RECORDS SUPPLIED START

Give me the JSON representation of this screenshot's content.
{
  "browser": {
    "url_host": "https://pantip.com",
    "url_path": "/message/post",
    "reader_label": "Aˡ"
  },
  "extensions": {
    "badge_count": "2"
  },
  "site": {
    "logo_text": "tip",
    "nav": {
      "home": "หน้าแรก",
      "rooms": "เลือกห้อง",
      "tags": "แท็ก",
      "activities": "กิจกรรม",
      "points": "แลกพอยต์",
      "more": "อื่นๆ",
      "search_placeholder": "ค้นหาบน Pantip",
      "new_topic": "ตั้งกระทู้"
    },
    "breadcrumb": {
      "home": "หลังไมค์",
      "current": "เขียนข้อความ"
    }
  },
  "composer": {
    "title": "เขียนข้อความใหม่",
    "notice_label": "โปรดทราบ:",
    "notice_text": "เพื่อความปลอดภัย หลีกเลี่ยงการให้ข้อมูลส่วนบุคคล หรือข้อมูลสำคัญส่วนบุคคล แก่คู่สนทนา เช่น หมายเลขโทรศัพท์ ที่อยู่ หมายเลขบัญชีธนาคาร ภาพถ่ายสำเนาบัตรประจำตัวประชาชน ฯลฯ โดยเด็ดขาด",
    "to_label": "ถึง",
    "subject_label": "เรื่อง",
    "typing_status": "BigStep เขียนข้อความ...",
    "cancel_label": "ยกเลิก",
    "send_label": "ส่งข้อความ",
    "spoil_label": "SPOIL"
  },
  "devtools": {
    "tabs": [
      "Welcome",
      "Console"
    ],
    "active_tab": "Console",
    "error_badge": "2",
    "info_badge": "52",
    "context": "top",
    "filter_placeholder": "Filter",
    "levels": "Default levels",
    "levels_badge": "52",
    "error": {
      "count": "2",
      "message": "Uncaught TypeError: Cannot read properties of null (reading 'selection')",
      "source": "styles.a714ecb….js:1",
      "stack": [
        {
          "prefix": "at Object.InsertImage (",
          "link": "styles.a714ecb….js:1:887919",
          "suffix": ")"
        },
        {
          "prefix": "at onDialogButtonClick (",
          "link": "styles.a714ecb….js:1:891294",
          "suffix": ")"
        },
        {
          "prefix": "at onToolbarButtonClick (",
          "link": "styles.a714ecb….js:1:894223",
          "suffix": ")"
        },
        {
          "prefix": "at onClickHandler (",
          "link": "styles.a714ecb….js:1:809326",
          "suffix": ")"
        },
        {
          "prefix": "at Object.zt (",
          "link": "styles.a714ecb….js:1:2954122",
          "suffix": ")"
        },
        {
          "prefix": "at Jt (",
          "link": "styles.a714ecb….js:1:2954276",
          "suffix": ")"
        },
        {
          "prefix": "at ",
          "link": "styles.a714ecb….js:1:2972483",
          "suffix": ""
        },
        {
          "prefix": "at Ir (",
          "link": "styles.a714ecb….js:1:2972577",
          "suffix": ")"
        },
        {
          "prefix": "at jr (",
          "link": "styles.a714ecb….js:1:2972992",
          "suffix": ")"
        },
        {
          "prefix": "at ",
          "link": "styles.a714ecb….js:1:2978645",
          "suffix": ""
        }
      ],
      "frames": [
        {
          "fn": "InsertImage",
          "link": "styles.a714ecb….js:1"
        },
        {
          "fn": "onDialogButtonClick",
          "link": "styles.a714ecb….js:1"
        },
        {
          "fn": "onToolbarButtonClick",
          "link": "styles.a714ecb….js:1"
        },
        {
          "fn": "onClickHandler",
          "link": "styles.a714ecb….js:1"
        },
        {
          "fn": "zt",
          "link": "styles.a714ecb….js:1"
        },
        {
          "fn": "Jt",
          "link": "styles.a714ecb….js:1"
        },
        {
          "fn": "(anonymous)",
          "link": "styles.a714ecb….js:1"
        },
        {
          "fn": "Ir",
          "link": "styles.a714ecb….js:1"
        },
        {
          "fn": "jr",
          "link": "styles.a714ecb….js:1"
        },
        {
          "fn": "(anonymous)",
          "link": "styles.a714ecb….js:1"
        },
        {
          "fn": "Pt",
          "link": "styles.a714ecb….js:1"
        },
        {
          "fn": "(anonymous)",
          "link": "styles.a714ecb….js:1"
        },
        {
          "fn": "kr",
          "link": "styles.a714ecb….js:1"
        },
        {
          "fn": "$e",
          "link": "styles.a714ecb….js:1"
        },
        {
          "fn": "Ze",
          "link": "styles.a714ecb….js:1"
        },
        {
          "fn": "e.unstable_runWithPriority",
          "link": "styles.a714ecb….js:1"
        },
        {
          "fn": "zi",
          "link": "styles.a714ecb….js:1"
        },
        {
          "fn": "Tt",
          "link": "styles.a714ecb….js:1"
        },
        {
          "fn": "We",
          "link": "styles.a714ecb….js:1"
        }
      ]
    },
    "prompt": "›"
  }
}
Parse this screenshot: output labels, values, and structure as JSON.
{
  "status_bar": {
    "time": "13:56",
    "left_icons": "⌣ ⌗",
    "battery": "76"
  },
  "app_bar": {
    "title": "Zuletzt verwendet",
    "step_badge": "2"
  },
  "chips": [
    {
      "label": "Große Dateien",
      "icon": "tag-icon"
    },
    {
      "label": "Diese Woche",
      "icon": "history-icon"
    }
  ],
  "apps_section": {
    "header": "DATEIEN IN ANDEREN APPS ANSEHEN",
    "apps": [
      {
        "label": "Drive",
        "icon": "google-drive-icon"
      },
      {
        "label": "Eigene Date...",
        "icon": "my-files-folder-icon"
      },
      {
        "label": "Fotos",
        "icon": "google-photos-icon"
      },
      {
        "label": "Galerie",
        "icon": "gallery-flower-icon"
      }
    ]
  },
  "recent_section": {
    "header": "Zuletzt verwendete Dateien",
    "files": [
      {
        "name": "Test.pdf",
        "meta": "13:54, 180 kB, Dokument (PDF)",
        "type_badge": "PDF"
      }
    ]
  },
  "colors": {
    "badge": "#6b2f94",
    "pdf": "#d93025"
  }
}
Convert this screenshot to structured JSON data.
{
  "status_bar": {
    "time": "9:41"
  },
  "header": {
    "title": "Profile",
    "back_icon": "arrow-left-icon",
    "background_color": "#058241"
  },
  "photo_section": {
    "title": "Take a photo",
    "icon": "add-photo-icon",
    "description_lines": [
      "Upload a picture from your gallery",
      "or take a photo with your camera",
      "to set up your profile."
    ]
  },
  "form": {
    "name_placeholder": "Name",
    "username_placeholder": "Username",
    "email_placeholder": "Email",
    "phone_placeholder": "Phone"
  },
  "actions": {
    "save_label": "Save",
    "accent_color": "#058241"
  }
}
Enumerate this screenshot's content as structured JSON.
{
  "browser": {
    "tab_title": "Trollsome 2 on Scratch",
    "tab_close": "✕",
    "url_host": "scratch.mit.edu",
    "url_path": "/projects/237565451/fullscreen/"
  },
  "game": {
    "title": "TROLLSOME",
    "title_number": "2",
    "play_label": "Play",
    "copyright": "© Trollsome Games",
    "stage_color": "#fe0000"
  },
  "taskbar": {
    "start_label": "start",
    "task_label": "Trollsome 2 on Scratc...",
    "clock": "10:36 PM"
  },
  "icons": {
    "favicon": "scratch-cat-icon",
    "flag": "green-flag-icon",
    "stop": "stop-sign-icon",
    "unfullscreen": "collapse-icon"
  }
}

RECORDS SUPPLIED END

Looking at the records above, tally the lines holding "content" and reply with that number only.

2